TASK DETAILS: Give back each line of the listing below that contains the string "this".

---+---

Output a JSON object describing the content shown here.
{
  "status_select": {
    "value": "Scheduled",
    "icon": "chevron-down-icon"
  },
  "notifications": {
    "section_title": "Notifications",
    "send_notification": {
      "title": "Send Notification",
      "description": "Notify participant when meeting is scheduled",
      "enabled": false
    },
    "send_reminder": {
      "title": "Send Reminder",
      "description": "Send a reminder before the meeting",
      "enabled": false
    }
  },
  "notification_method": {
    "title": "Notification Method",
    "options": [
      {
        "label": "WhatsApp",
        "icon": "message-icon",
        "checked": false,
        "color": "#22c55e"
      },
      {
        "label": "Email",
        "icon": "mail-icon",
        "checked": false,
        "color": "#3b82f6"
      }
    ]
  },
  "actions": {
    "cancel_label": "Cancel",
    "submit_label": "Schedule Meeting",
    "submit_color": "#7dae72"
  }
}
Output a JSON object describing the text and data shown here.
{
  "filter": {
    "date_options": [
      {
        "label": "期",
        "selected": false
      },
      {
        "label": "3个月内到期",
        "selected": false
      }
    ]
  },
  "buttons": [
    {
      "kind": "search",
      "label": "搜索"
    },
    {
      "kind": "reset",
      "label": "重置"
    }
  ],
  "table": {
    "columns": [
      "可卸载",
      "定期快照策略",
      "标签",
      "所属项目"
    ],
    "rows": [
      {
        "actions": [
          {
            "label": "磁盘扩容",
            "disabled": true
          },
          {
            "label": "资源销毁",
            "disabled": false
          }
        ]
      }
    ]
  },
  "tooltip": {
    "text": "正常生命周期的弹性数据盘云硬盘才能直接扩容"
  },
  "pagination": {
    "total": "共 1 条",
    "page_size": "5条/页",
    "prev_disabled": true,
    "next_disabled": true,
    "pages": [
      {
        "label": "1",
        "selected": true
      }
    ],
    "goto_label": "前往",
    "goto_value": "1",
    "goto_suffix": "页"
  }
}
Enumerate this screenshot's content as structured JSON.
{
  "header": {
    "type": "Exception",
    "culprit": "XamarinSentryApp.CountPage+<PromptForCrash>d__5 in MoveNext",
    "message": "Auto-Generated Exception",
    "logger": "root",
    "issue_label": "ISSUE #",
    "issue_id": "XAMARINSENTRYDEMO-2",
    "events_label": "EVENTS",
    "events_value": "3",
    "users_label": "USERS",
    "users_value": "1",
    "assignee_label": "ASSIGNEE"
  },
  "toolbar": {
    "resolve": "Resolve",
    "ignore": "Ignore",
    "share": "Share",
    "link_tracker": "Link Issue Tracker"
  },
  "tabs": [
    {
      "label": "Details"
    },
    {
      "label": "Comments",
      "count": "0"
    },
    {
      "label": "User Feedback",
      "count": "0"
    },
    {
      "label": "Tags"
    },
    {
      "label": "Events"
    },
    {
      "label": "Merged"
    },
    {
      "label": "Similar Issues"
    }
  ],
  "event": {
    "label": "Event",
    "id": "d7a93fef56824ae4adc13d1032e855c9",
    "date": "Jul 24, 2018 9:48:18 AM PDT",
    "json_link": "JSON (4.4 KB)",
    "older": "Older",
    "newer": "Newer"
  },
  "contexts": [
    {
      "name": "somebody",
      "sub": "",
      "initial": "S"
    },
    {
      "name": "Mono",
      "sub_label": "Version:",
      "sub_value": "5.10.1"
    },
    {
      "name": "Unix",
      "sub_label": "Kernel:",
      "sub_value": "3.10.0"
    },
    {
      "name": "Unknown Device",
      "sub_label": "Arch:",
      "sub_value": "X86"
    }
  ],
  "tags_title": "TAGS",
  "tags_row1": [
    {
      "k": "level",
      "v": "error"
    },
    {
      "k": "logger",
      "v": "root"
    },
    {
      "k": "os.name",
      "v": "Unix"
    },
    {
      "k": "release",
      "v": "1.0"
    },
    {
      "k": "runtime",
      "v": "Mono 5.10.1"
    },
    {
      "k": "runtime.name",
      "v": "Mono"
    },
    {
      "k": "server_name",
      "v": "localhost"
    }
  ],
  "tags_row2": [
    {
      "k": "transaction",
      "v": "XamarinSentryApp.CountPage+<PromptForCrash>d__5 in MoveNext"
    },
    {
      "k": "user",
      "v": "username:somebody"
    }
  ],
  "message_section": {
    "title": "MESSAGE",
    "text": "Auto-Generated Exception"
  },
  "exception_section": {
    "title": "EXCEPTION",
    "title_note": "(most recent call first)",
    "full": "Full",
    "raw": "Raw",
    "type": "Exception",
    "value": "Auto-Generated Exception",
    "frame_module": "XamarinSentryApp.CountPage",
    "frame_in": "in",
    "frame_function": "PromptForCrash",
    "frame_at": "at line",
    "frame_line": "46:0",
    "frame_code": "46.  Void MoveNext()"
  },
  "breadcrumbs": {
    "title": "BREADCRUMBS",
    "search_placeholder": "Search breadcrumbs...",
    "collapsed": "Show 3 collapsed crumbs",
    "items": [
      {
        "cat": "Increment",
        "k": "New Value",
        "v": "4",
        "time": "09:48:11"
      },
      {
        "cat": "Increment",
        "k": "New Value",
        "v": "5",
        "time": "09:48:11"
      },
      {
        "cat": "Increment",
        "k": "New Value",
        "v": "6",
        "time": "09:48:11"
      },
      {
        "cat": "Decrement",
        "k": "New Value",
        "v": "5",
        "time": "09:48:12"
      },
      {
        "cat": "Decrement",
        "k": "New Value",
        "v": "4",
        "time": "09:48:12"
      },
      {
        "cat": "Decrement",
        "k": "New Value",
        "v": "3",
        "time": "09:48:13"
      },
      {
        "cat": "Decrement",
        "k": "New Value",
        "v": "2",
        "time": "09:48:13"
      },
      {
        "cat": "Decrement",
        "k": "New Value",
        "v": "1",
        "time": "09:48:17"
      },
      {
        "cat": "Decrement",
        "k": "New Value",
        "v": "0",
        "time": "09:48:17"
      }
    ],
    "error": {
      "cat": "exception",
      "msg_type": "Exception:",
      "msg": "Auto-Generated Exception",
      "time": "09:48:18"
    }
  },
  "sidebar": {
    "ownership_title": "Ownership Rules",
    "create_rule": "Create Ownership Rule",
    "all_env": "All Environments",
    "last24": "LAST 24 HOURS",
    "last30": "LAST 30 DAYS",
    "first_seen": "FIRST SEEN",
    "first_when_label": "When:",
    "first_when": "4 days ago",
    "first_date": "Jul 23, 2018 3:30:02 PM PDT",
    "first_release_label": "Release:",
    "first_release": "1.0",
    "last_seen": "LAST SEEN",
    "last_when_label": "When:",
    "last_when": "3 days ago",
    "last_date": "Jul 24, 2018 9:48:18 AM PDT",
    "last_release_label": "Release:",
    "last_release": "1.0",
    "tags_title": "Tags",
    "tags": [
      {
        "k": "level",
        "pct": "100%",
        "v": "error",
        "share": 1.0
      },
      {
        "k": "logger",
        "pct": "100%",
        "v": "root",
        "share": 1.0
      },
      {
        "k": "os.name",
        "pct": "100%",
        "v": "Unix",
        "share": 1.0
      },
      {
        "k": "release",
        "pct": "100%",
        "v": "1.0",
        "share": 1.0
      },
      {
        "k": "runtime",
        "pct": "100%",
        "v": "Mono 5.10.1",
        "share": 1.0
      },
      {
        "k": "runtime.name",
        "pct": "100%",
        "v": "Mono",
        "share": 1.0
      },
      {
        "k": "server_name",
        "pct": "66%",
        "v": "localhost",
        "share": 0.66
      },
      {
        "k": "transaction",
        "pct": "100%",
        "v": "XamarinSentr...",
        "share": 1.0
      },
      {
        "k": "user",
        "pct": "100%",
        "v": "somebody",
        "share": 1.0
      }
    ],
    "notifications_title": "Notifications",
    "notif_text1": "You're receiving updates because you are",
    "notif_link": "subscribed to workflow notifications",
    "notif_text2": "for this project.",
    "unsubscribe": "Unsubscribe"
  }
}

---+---

REPLY:
Enumerate this screenshot's content as structured JSON.
    "notif_text2": "for this project.",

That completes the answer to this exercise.